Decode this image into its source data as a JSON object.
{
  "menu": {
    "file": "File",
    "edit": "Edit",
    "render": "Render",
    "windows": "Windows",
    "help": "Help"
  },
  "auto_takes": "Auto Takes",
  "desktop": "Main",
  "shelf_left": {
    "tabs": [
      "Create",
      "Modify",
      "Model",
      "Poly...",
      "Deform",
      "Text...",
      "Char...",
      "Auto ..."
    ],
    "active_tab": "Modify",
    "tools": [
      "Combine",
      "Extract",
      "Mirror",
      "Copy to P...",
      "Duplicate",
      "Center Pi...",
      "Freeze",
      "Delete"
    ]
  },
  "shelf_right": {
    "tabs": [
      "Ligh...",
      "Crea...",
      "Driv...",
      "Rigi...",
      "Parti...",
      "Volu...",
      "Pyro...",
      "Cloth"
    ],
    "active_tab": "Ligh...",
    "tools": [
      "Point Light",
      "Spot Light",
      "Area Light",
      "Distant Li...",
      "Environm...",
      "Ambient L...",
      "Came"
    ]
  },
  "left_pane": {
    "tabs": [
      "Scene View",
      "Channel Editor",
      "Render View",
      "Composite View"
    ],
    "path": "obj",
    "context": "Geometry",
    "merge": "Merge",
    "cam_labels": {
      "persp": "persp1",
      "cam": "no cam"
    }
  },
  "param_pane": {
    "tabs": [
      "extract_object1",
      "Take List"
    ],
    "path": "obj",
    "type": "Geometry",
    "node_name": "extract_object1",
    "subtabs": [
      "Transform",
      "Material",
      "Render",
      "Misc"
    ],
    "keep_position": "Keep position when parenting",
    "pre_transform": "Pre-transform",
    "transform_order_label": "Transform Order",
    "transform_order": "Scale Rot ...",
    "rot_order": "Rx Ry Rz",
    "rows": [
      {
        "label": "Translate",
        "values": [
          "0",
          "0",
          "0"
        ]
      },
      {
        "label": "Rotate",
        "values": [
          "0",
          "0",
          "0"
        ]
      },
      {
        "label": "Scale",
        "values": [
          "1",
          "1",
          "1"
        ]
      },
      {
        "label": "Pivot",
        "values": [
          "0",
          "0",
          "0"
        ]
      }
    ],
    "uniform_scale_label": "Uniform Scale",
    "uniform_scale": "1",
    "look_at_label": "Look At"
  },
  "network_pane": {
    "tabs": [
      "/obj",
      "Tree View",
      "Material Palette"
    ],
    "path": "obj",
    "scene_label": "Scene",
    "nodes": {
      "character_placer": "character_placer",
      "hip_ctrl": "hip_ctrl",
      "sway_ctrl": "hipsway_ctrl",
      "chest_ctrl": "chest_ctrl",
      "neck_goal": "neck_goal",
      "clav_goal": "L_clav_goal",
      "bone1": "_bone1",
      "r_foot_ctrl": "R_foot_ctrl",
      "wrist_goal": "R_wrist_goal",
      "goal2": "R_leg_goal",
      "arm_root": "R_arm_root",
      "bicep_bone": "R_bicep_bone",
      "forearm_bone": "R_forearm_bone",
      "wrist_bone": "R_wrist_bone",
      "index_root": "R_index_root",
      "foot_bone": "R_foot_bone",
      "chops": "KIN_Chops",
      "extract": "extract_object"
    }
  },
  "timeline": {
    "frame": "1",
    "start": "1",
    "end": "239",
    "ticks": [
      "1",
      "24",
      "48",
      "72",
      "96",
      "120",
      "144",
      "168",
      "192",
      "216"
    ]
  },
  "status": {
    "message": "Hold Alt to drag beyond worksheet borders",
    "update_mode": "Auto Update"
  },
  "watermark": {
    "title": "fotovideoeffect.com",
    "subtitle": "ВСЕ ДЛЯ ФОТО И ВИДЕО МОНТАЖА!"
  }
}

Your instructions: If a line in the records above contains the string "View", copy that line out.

Output below:
      "Scene View",
      "Render View",
      "Composite View"
      "Tree View",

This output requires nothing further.